December 31, 2007
Orin Kerr over at The Volokh Conspiracy has a nice primer on Baze v. Rees, the Kentucky case the Supreme Court will hear next week challenging the constitutionality of lethal injection as a method of execution. It's particularly interesting that one of the key questions in the case--is there any readily available method of execution that would involve less risk of pain than the current three-drug cocktail?--remains hazy, in part because doctors are prohibited from participating in executions.
December 30, 2007
From time to time, we ask New York drama critic Jeremy McCarter to assess the theater of politics. Here's his take on some candidate appearances on this weekend's Sunday morning talk shows: Let the screenwriters keep striking. Without their help, the Sunday talk shows go on yielding tense plots and subplots, improbable characters in twisty relationships, and bold strokes of comedy. Some of them are even intentional. "Great to be here," said Hillary Clinton as she walked onto the set of This Week with George Stephanopoulos. Is "great" the word she wants there?
Farewell To Fred?
It's been a rough weekend for Fred Thompson. An AP story has Fred complaining about the inane process of running for president--a position which, as I've written before, is utterly sensible but dumb to dwell upon mid-campaign. (Even worse, the story is being played--perhaps unfairly--as evidence that Fred doesn't even want to be president.
December 29, 2007
Oskaloosa, Iowa--This is what a disaster looks like: Fred Thompson, the former future "savior" of the Republican Party, looking droopy-eyed and jowly in a black leather jacket and tan ten-gallon hat, wandering like some lonesome lost cowboy through the snows of southeastern Iowa in search of voters--and not finding many. A few minutes earlier, the former U.S. Senator, "Law and Order" star, and would-be conservative hero had emerged from the Smokey Row coffeehouse, where, in his endless search for the only kind of media he can afford--free--he'd sat down with the local newspaper.
December 28, 2007
Reasons to Believe
Cass Sunstein honorably comes to the defense of his friend and former colleague, Barack Obama. His doing so reminds me of why I am among Sunstein’s many admirers. Unfortunately, his loyal reply has nothing to do with what I wrote. My essay was not about Obama, and certainly did not “smear” him. The subject was the way Obama’s devotees in the press have made their case for him on the basis of emotional appeals about “intuition” and “identity”--a kind of delusional political journalism we have seen before.

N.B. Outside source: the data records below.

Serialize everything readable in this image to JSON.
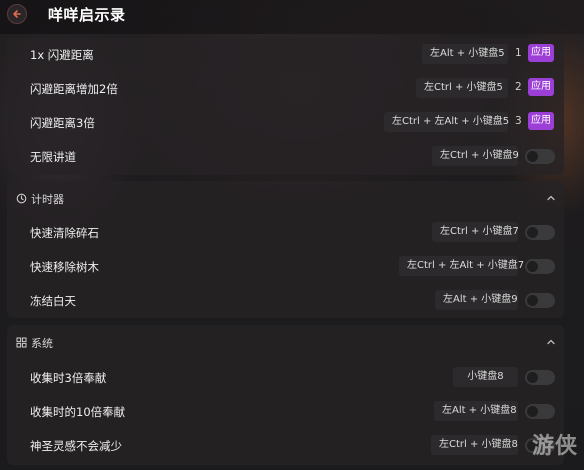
{
  "header": {
    "title": "咩咩启示录"
  },
  "top_rows": [
    {
      "label": "1x 闪避距离",
      "hotkey": "左Alt + 小键盘5",
      "num": "1",
      "apply": "应用"
    },
    {
      "label": "闪避距离增加2倍",
      "hotkey": "左Ctrl + 小键盘5",
      "num": "2",
      "apply": "应用"
    },
    {
      "label": "闪避距离3倍",
      "hotkey": "左Ctrl + 左Alt + 小键盘5",
      "num": "3",
      "apply": "应用"
    },
    {
      "label": "无限讲道",
      "hotkey": "左Ctrl + 小键盘9"
    }
  ],
  "timer": {
    "title": "计时器",
    "rows": [
      {
        "label": "快速清除碎石",
        "hotkey": "左Ctrl + 小键盘7"
      },
      {
        "label": "快速移除树木",
        "hotkey": "左Ctrl + 左Alt + 小键盘7"
      },
      {
        "label": "冻结白天",
        "hotkey": "左Alt + 小键盘9"
      }
    ]
  },
  "system": {
    "title": "系统",
    "rows": [
      {
        "label": "收集时3倍奉献",
        "hotkey": "小键盘8"
      },
      {
        "label": "收集时的10倍奉献",
        "hotkey": "左Alt + 小键盘8"
      },
      {
        "label": "神圣灵感不会减少",
        "hotkey": "左Ctrl + 小键盘8"
      }
    ]
  },
  "watermark": "游侠",
  "colors": {
    "accent": "#9b3fd6",
    "toggle_off": "#3a3a3c",
    "panel": "#262325"
  },
  "icons": {
    "back": "arrow-left-icon",
    "timer": "clock-icon",
    "system": "grid-icon",
    "collapse": "chevron-up-icon"
  }
}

Des Moines, Iowa--The assassination of Benazir Bhutto came as a brutal reminder of the gravity of the decision Iowa's voters will be rendering in their caucuses next Thursday night. Its impact may be felt most powerfully by Democrats who have been thinking less about issues than about the style and quality of leadership they are seeking from their next president. All of a sudden, the politicians' endless loop of television advertisements took on a new and somber significance.
The Wizard of Iowa

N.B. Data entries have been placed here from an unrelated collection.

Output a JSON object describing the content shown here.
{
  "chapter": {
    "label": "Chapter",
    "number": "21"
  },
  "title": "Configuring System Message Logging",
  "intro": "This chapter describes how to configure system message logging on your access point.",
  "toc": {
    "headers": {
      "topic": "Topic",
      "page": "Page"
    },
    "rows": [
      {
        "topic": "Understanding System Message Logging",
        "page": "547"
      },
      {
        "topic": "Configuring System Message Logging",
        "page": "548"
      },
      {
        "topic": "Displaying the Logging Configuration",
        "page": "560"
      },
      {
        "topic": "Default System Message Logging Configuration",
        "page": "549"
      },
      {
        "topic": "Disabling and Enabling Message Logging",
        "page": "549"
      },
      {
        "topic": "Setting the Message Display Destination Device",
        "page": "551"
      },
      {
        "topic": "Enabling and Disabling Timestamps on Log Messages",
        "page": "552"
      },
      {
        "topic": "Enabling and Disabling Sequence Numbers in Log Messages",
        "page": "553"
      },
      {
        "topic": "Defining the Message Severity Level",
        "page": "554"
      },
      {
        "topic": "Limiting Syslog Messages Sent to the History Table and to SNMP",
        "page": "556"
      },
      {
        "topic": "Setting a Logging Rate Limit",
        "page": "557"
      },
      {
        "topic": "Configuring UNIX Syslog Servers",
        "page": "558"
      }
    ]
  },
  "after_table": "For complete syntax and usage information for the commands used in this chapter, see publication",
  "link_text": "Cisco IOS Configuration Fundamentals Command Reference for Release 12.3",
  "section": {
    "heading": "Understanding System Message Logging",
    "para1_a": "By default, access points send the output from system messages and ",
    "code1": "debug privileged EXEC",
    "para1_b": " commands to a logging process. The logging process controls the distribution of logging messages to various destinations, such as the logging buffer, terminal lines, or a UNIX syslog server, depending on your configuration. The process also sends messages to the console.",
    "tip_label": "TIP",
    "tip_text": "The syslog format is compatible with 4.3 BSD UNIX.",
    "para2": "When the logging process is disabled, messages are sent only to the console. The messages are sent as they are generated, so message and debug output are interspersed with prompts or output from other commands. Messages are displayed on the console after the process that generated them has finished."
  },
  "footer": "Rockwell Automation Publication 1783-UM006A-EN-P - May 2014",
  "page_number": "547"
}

“It’s an exciting time to be alive,” Bill Clinton exclaims. No seven words would sound more banal in the hands of a lesser politician. Clinton says them with the wonderment of a toddler who just learned to walk--at least if that toddler could speak in complete paragraphs and had a sponge-like memory for detail. “When I ran for president the average cell phone weighed five pounds,” he muses. “Go figure. You know how many sites there were on the Internet? The whole shebang? Fifty.
December 27, 2007
A Mere Smear
The Compact Oxford Dictionary of Current English offers several definitions of the word "smear." One is "coat or mark with a greasy or sticky substance." Another is "damage the reputation of [someone] by false accusations." Neither of these definitions perfectly fits Sean Wilentz' discussion of Barack Obama and his supporters, published on The New Republic's website last week. But Wilentz has certainly produced a smear. Wilentz does deserve considerable credit--this is one impressive smear.
At the Precipice
The killing today of Benazir Bhutto was tragic for many reasons. Most obviously, it was another senseless death, adding to the spiraling extremist violence that has spread in recent years from Pakistan’s remote regions into the heart of its major cities, including the capital, Islamabad and the nearby military garrison, Rawalpindi, where Bhutto was murdered. But the killing also may push the country even farther from a return to real democracy, already a shaky prospect in a country with a checkered history of electoral politics.
Shashi Tharoor, the Indian author and former candidate for the post of United Nations Secretary-General, has given his most recent collection of clichés a hybrid cliché of a title: The Elephant, the Tiger, and the Cell Phone. The elephant and the tiger are the most stereotyped symbols of India, flogged by writers for centuries before Tharoor ever took up the whip. But the cell phone is a freshly minted cliché, still winking brightly in the spotlight under which India has begun to find itself.